In the new spirit of pan-Hawke’s Bay collaboration and diplomatic solidarity, Mayors Lawrence Yule and Bill Dalton today unveiled a…
The National Business Review trumpeted Government’s announcement of a $80 million commitment to irrigation schemes in the next Budget with this headline:
The “well-deserved” quote was from Irrigation NZ chairman, John Donkers. The article continued: “The money will pave the way for dams on main rivers in Canterbury, Hawke’s Bay, Tasman, and Otago.”
And here all this time we thought a rather important resource consent still needed to be submitted and approved for the CHB dam to proceed. Of course the decision on whether or not to approve will be made by a Government (i.e., politically)-appointed Board of Inquiry. Perhaps the Board won’t yet have heard that Hawke’s Bay is already on the approved Government subsidy list.
The HBRC’s shonky process throughout its dam advocacy is a story that builds by the day. Indeed, the word today in Hawke’s Bay was that HBRC senior players were huddling to come up with a way to force farmers in CHB to take up the dam scheme. It gets increasingly embarrassing to HBRC when ungrateful CHB farmers don’t see the wisdom in the scheme.

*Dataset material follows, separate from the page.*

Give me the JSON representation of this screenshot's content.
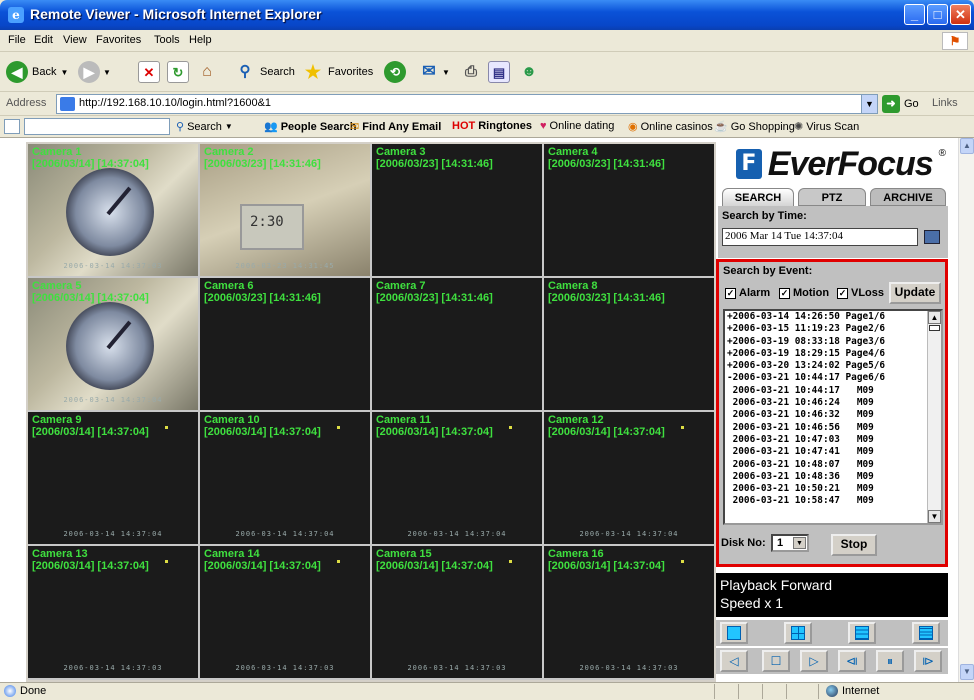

But I digress.
In this post, I merely want to challenge the presumption that an irrigation subsidy to farmers is “well-deserved”.
Why do they say “well-deserved”? Presumably because it will magically create jobs (mostly for Filipinos; Maori job creation as promised by HBRC is a myth) and economic growth in Hawke’s Bay.

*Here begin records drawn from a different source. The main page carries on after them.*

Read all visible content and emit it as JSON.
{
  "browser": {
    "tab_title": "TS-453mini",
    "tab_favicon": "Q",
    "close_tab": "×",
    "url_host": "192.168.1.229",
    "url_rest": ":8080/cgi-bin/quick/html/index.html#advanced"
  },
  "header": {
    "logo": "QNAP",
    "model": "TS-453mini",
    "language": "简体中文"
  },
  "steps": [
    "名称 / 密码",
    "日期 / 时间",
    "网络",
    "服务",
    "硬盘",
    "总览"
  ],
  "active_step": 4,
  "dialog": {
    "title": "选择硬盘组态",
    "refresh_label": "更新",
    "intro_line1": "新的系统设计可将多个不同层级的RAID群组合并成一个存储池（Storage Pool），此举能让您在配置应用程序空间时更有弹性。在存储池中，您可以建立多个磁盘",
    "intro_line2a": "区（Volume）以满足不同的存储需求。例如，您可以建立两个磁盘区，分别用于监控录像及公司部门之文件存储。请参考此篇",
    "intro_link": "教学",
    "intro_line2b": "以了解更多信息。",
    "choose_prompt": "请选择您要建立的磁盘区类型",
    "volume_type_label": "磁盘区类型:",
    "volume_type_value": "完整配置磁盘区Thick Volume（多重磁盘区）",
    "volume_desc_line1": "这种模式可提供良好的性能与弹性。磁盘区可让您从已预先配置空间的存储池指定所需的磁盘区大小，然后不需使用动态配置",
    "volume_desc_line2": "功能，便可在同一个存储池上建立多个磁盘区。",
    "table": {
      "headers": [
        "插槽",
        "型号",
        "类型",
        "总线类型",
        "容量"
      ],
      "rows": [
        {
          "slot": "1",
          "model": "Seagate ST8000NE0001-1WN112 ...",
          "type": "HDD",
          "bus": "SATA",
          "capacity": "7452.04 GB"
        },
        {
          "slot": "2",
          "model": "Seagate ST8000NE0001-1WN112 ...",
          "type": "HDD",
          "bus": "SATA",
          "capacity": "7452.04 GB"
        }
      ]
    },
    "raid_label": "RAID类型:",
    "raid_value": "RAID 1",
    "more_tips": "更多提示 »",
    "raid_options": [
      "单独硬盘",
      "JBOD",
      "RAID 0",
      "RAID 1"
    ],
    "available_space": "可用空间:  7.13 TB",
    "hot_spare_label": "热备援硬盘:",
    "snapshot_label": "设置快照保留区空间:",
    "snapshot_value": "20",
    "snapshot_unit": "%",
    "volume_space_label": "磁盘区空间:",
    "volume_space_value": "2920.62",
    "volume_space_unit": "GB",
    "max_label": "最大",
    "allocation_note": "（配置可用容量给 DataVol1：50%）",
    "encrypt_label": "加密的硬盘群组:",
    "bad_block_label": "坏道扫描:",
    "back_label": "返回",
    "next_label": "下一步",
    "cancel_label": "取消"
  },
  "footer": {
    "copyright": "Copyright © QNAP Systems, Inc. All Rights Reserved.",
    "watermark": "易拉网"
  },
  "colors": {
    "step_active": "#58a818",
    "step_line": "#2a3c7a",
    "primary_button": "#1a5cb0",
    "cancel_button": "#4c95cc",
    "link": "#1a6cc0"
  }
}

This is the claim governments — large and small, national and local, all over the world — make whenever they want to justify a corporate hand-out. But the hand-outs fail to deliver more often than not. The claimed pay-offs are always inflated, and the political/bureaucratic perpetrators are long gone by the time the day of reckoning arrives.
So, why a water subsidy for farmers?
Why not subsidise electricity for Watties or PanPac or Cranford or Bay Espresso?
Why not subsidise aluminium and plastic for Furnware or bottles for Wineworks?
Why not subsidise free shipping through the port of Napier?
Why not subsidise fertiliser for farmers while we’re at it? How about canvas for artists?
Why not subsidise fuel for all of us so we can drive more cheaply to our jobs, be in a better mood when we got there, and work more productively as a result? Or give petrol to Nimon’s so they can lower fares to achieve the same benefit?
All of these would reduce the costs of doing business in Hawke’s Bay, paving the way for incalculable prosperity. Why not get everyone — everyone who says they will create jobs, that is — on the government subsidy teat?
Most businesses and sectors must survive after paying for all of their inputs — from their paper clips to their labour, from their energy and other raw materials to their transport costs. But apparently not farmers.
Nevertheless, business leaders generally keep damn quiet about subsidies outside their sector … sort of a brotherhood of silence. Why? They fear that some day their need for the subsidy teat will come. The subsidy wheel turns … rolling over the taxpayer and ratepayer.
Incidentally, the same NBR article today reported that 42% of farmers in Canterbury have not installed water meters to measure their use of irrigation water, as required by law.
How does that behaviour support a “well-deserved” handout?!
The irrigation lobby could at least pretend to earn its subsidy by backing tough environmental measures to curb the polluting effects of irrigation-intensified farming. But that won’t happen. Certainly not here in Hawke’s Bay as long as the current regime of councillors handles the spigot.
Let’s be honest about this dam.
As it stands, it’s an outright subsidy for a small group of farmers, many of whom think it’s not worth their own investment.
Meanwhile, the claimed ‘public good’ — improving water quality — used to justify any possible public subsidy has been steadily diluted by HBRC managers.
That’s collaboration … HBRC-style.